Exercise: Give back every entry, copied exactly.

Raw data:
[Start of Attachment]

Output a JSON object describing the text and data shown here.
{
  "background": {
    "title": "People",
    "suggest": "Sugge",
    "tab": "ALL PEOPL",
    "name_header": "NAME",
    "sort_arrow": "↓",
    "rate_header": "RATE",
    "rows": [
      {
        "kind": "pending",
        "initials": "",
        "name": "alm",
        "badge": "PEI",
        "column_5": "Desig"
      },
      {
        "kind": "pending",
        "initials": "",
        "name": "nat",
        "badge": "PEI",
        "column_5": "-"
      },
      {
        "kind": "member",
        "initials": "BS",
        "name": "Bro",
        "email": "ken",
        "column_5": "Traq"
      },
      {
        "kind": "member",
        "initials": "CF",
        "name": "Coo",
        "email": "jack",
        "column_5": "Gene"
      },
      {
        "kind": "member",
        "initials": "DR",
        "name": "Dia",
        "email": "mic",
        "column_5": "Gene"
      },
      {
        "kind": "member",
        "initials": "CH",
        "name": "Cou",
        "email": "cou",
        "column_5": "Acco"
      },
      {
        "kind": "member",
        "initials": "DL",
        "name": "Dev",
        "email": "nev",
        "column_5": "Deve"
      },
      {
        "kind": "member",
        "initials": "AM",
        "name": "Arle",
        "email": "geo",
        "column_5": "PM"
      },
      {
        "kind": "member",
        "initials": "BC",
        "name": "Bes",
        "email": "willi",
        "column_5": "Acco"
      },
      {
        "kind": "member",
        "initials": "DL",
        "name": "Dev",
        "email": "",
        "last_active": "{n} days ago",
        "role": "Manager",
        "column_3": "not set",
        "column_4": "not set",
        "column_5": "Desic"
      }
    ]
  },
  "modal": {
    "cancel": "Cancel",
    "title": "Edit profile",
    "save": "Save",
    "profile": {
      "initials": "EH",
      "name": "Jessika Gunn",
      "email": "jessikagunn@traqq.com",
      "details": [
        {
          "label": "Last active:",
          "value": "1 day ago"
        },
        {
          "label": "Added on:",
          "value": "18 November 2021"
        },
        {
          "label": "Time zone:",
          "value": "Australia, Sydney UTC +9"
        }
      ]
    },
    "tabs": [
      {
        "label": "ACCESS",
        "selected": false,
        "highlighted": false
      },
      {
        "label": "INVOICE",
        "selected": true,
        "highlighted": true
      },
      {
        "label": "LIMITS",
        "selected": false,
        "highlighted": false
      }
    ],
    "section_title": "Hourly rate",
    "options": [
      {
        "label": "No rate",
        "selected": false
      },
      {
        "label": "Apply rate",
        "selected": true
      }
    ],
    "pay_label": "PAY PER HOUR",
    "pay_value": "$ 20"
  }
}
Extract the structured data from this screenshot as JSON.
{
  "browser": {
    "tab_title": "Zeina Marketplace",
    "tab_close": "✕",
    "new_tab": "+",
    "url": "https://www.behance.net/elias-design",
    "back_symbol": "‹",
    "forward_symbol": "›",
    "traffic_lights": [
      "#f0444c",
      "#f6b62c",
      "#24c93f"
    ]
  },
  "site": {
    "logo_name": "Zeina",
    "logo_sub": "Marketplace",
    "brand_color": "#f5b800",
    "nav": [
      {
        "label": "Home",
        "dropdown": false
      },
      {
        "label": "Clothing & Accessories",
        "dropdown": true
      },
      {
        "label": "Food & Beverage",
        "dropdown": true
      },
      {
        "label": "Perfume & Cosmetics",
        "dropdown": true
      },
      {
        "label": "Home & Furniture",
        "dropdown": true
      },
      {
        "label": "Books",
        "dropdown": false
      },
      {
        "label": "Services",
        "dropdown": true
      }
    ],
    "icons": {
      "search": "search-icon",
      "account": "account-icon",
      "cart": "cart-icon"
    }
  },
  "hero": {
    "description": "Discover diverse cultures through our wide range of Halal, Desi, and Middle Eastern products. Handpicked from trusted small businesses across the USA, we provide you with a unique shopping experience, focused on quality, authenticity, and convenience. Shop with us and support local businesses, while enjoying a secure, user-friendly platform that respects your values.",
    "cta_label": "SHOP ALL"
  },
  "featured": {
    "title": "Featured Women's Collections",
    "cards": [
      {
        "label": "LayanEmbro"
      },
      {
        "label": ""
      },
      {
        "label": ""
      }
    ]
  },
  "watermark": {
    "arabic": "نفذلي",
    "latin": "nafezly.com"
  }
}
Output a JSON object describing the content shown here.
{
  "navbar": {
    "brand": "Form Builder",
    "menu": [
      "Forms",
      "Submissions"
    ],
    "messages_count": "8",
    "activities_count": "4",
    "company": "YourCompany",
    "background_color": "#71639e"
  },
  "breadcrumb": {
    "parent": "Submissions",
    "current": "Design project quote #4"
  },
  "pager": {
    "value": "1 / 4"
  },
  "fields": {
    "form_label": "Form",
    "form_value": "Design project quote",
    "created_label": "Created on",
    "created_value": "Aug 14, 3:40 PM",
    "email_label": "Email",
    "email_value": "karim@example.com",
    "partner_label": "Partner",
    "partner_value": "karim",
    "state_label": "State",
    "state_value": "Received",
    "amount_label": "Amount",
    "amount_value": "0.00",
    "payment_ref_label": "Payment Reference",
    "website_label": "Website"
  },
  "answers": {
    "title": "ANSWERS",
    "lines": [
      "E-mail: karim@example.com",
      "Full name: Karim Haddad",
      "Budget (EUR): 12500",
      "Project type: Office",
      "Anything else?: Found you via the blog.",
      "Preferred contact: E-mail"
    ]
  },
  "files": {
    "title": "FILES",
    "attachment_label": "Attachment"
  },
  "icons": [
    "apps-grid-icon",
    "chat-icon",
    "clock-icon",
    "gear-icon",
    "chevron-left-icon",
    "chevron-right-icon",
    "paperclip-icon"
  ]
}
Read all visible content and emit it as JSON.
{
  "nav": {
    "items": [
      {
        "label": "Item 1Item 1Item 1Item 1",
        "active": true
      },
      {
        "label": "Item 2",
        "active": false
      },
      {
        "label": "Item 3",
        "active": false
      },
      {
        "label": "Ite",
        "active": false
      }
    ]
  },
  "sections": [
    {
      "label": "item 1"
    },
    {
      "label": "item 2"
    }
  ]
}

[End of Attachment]

Answer below:
Output a JSON object describing the text and data shown here.
{
  "background": {
    "title": "People",
    "suggest": "Sugge",
    "tab": "ALL PEOPL",
    "name_header": "NAME",
    "sort_arrow": "↓",
    "rate_header": "RATE",
    "rows": [
      {
        "kind": "pending",
        "initials": "",
        "name": "alm",
        "badge": "PEI",
        "column_5": "Desig"
      },
      {
        "kind": "pending",
        "initials": "",
        "name": "nat",
        "badge": "PEI",
        "column_5": "-"
      },
      {
        "kind": "member",
        "initials": "BS",
        "name": "Bro",
        "email": "ken",
        "column_5": "Traq"
      },
      {
        "kind": "member",
        "initials": "CF",
        "name": "Coo",
        "email": "jack",
        "column_5": "Gene"
      },
      {
        "kind": "member",
        "initials": "DR",
        "name": "Dia",
        "email": "mic",
        "column_5": "Gene"
      },
      {
        "kind": "member",
        "initials": "CH",
        "name": "Cou",
        "email": "cou",
        "column_5": "Acco"
      },
      {
        "kind": "member",
        "initials": "DL",
        "name": "Dev",
        "email": "nev",
        "column_5": "Deve"
      },
      {
        "kind": "member",
        "initials": "AM",
        "name": "Arle",
        "email": "geo",
        "column_5": "PM"
      },
      {
        "kind": "member",
        "initials": "BC",
        "name": "Bes",
        "email": "willi",
        "column_5": "Acco"
      },
      {
        "kind": "member",
        "initials": "DL",
        "name": "Dev",
        "email": "",
        "last_active": "{n} days ago",
        "role": "Manager",
        "column_3": "not set",
        "column_4": "not set",
        "column_5": "Desic"
      }
    ]
  },
  "modal": {
    "cancel": "Cancel",
    "title": "Edit profile",
    "save": "Save",
    "profile": {
      "initials": "EH",
      "name": "Jessika Gunn",
      "email": "jessikagunn@traqq.com",
      "details": [
        {
          "label": "Last active:",
          "value": "1 day ago"
        },
        {
          "label": "Added on:",
          "value": "18 November 2021"
        },
        {
          "label": "Time zone:",
          "value": "Australia, Sydney UTC +9"
        }
      ]
    },
    "tabs": [
      {
        "label": "ACCESS",
        "selected": false,
        "highlighted": false
      },
      {
        "label": "INVOICE",
        "selected": true,
        "highlighted": true
      },
      {
        "label": "LIMITS",
        "selected": false,
        "highlighted": false
      }
    ],
    "section_title": "Hourly rate",
    "options": [
      {
        "label": "No rate",
        "selected": false
      },
      {
        "label": "Apply rate",
        "selected": true
      }
    ],
    "pay_label": "PAY PER HOUR",
    "pay_value": "$ 20"
  }
}
Extract the structured data from this screenshot as JSON.
{
  "browser": {
    "tab_title": "Zeina Marketplace",
    "tab_close": "✕",
    "new_tab": "+",
    "url": "https://www.behance.net/elias-design",
    "back_symbol": "‹",
    "forward_symbol": "›",
    "traffic_lights": [
      "#f0444c",
      "#f6b62c",
      "#24c93f"
    ]
  },
  "site": {
    "logo_name": "Zeina",
    "logo_sub": "Marketplace",
    "brand_color": "#f5b800",
    "nav": [
      {
        "label": "Home",
        "dropdown": false
      },
      {
        "label": "Clothing & Accessories",
        "dropdown": true
      },
      {
        "label": "Food & Beverage",
        "dropdown": true
      },
      {
        "label": "Perfume & Cosmetics",
        "dropdown": true
      },
      {
        "label": "Home & Furniture",
        "dropdown": true
      },
      {
        "label": "Books",
        "dropdown": false
      },
      {
        "label": "Services",
        "dropdown": true
      }
    ],
    "icons": {
      "search": "search-icon",
      "account": "account-icon",
      "cart": "cart-icon"
    }
  },
  "hero": {
    "description": "Discover diverse cultures through our wide range of Halal, Desi, and Middle Eastern products. Handpicked from trusted small businesses across the USA, we provide you with a unique shopping experience, focused on quality, authenticity, and convenience. Shop with us and support local businesses, while enjoying a secure, user-friendly platform that respects your values.",
    "cta_label": "SHOP ALL"
  },
  "featured": {
    "title": "Featured Women's Collections",
    "cards": [
      {
        "label": "LayanEmbro"
      },
      {
        "label": ""
      },
      {
        "label": ""
      }
    ]
  },
  "watermark": {
    "arabic": "نفذلي",
    "latin": "nafezly.com"
  }
}
Output a JSON object describing the content shown here.
{
  "navbar": {
    "brand": "Form Builder",
    "menu": [
      "Forms",
      "Submissions"
    ],
    "messages_count": "8",
    "activities_count": "4",
    "company": "YourCompany",
    "background_color": "#71639e"
  },
  "breadcrumb": {
    "parent": "Submissions",
    "current": "Design project quote #4"
  },
  "pager": {
    "value": "1 / 4"
  },
  "fields": {
    "form_label": "Form",
    "form_value": "Design project quote",
    "created_label": "Created on",
    "created_value": "Aug 14, 3:40 PM",
    "email_label": "Email",
    "email_value": "karim@example.com",
    "partner_label": "Partner",
    "partner_value": "karim",
    "state_label": "State",
    "state_value": "Received",
    "amount_label": "Amount",
    "amount_value": "0.00",
    "payment_ref_label": "Payment Reference",
    "website_label": "Website"
  },
  "answers": {
    "title": "ANSWERS",
    "lines": [
      "E-mail: karim@example.com",
      "Full name: Karim Haddad",
      "Budget (EUR): 12500",
      "Project type: Office",
      "Anything else?: Found you via the blog.",
      "Preferred contact: E-mail"
    ]
  },
  "files": {
    "title": "FILES",
    "attachment_label": "Attachment"
  },
  "icons": [
    "apps-grid-icon",
    "chat-icon",
    "clock-icon",
    "gear-icon",
    "chevron-left-icon",
    "chevron-right-icon",
    "paperclip-icon"
  ]
}
Read all visible content and emit it as JSON.
{
  "nav": {
    "items": [
      {
        "label": "Item 1Item 1Item 1Item 1",
        "active": true
      },
      {
        "label": "Item 2",
        "active": false
      },
      {
        "label": "Item 3",
        "active": false
      },
      {
        "label": "Ite",
        "active": false
      }
    ]
  },
  "sections": [
    {
      "label": "item 1"
    },
    {
      "label": "item 2"
    }
  ]
}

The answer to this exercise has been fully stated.